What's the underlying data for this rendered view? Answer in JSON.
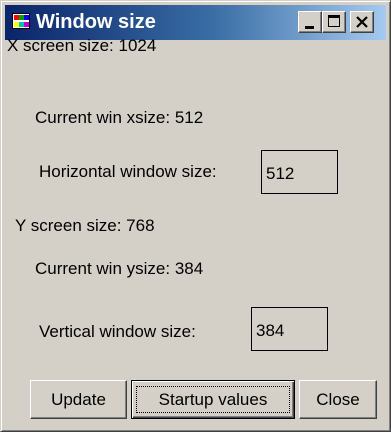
{
  "window": {
    "title": "Window size",
    "icon": "app-icon",
    "caption_buttons": [
      "minimize-icon",
      "maximize-icon",
      "close-icon"
    ]
  },
  "x_section": {
    "screen_size_label": "X screen size: 1024",
    "current_size_label": "Current win xsize: 512",
    "input_label": "Horizontal window size:",
    "input_value": "512"
  },
  "y_section": {
    "screen_size_label": "Y screen size: 768",
    "current_size_label": "Current win ysize: 384",
    "input_label": "Vertical window size:",
    "input_value": "384"
  },
  "buttons": {
    "update": "Update",
    "startup": "Startup values",
    "close": "Close"
  },
  "colors": {
    "title_bar_start": "#0a246a",
    "title_bar_end": "#a6caf0",
    "face": "#d4d0c8"
  }
}
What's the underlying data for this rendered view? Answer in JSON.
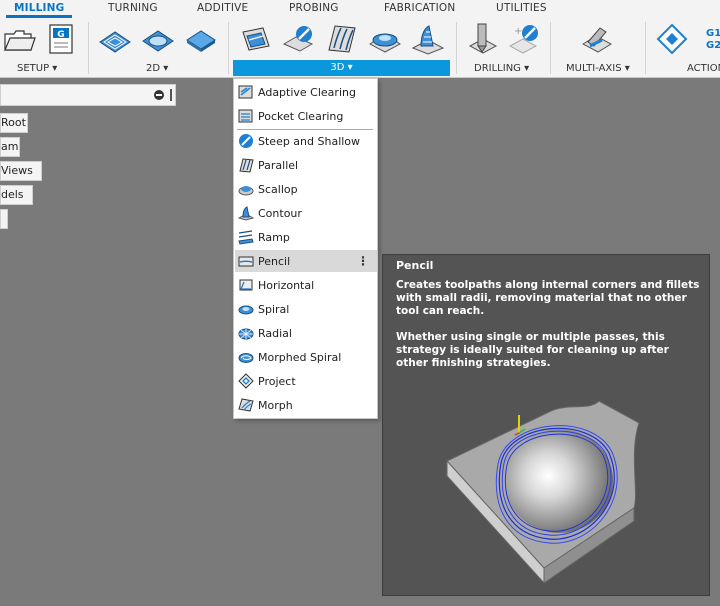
{
  "tabs": [
    {
      "label": "MILLING",
      "active": true
    },
    {
      "label": "TURNING"
    },
    {
      "label": "ADDITIVE"
    },
    {
      "label": "PROBING"
    },
    {
      "label": "FABRICATION"
    },
    {
      "label": "UTILITIES"
    }
  ],
  "groups": {
    "setup": "SETUP ▾",
    "twod": "2D ▾",
    "threed": "3D ▾",
    "drilling": "DRILLING ▾",
    "multiaxis": "MULTI-AXIS ▾",
    "actions": "ACTION"
  },
  "nc_icon_text": {
    "g": "G",
    "g1": "G1",
    "g2": "G2"
  },
  "browser": {
    "nodes": [
      "Root",
      "am",
      "Views",
      "dels",
      ""
    ]
  },
  "menu": {
    "items": [
      {
        "label": "Adaptive Clearing",
        "icon": "adaptive-clearing-icon"
      },
      {
        "label": "Pocket Clearing",
        "icon": "pocket-clearing-icon"
      },
      {
        "label": "Steep and Shallow",
        "icon": "steep-shallow-icon"
      },
      {
        "label": "Parallel",
        "icon": "parallel-icon"
      },
      {
        "label": "Scallop",
        "icon": "scallop-icon"
      },
      {
        "label": "Contour",
        "icon": "contour-icon"
      },
      {
        "label": "Ramp",
        "icon": "ramp-icon"
      },
      {
        "label": "Pencil",
        "icon": "pencil-icon",
        "highlighted": true
      },
      {
        "label": "Horizontal",
        "icon": "horizontal-icon"
      },
      {
        "label": "Spiral",
        "icon": "spiral-icon"
      },
      {
        "label": "Radial",
        "icon": "radial-icon"
      },
      {
        "label": "Morphed Spiral",
        "icon": "morphed-spiral-icon"
      },
      {
        "label": "Project",
        "icon": "project-icon"
      },
      {
        "label": "Morph",
        "icon": "morph-icon"
      }
    ],
    "more_glyph": "⋮"
  },
  "tooltip": {
    "title": "Pencil",
    "paragraph1": "Creates toolpaths along internal corners and fillets with small radii, removing material that no other tool can reach.",
    "paragraph2": "Whether using single or multiple passes, this strategy is ideally suited for cleaning up after other finishing strategies."
  },
  "colors": {
    "accent": "#0a74c4",
    "selected_group": "#0a97dc",
    "tooltip_bg": "#545454",
    "canvas": "#7a7a7a"
  }
}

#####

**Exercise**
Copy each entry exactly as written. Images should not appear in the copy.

**Completed exercise**
What's the underlying data for this rendered view? Answer in JSON.
{
  "window": {
    "title": "Window size",
    "icon": "app-icon",
    "caption_buttons": [
      "minimize-icon",
      "maximize-icon",
      "close-icon"
    ]
  },
  "x_section": {
    "screen_size_label": "X screen size: 1024",
    "current_size_label": "Current win xsize: 512",
    "input_label": "Horizontal window size:",
    "input_value": "512"
  },
  "y_section": {
    "screen_size_label": "Y screen size: 768",
    "current_size_label": "Current win ysize: 384",
    "input_label": "Vertical window size:",
    "input_value": "384"
  },
  "buttons": {
    "update": "Update",
    "startup": "Startup values",
    "close": "Close"
  },
  "colors": {
    "title_bar_start": "#0a246a",
    "title_bar_end": "#a6caf0",
    "face": "#d4d0c8"
  }
}
What's the underlying data for this rendered view? Answer in JSON.
{
  "tabs": [
    {
      "label": "MILLING",
      "active": true
    },
    {
      "label": "TURNING"
    },
    {
      "label": "ADDITIVE"
    },
    {
      "label": "PROBING"
    },
    {
      "label": "FABRICATION"
    },
    {
      "label": "UTILITIES"
    }
  ],
  "groups": {
    "setup": "SETUP ▾",
    "twod": "2D ▾",
    "threed": "3D ▾",
    "drilling": "DRILLING ▾",
    "multiaxis": "MULTI-AXIS ▾",
    "actions": "ACTION"
  },
  "nc_icon_text": {
    "g": "G",
    "g1": "G1",
    "g2": "G2"
  },
  "browser": {
    "nodes": [
      "Root",
      "am",
      "Views",
      "dels",
      ""
    ]
  },
  "menu": {
    "items": [
      {
        "label": "Adaptive Clearing",
        "icon": "adaptive-clearing-icon"
      },
      {
        "label": "Pocket Clearing",
        "icon": "pocket-clearing-icon"
      },
      {
        "label": "Steep and Shallow",
        "icon": "steep-shallow-icon"
      },
      {
        "label": "Parallel",
        "icon": "parallel-icon"
      },
      {
        "label": "Scallop",
        "icon": "scallop-icon"
      },
      {
        "label": "Contour",
        "icon": "contour-icon"
      },
      {
        "label": "Ramp",
        "icon": "ramp-icon"
      },
      {
        "label": "Pencil",
        "icon": "pencil-icon",
        "highlighted": true
      },
      {
        "label": "Horizontal",
        "icon": "horizontal-icon"
      },
      {
        "label": "Spiral",
        "icon": "spiral-icon"
      },
      {
        "label": "Radial",
        "icon": "radial-icon"
      },
      {
        "label": "Morphed Spiral",
        "icon": "morphed-spiral-icon"
      },
      {
        "label": "Project",
        "icon": "project-icon"
      },
      {
        "label": "Morph",
        "icon": "morph-icon"
      }
    ],
    "more_glyph": "⋮"
  },
  "tooltip": {
    "title": "Pencil",
    "paragraph1": "Creates toolpaths along internal corners and fillets with small radii, removing material that no other tool can reach.",
    "paragraph2": "Whether using single or multiple passes, this strategy is ideally suited for cleaning up after other finishing strategies."
  },
  "colors": {
    "accent": "#0a74c4",
    "selected_group": "#0a97dc",
    "tooltip_bg": "#545454",
    "canvas": "#7a7a7a"
  }
}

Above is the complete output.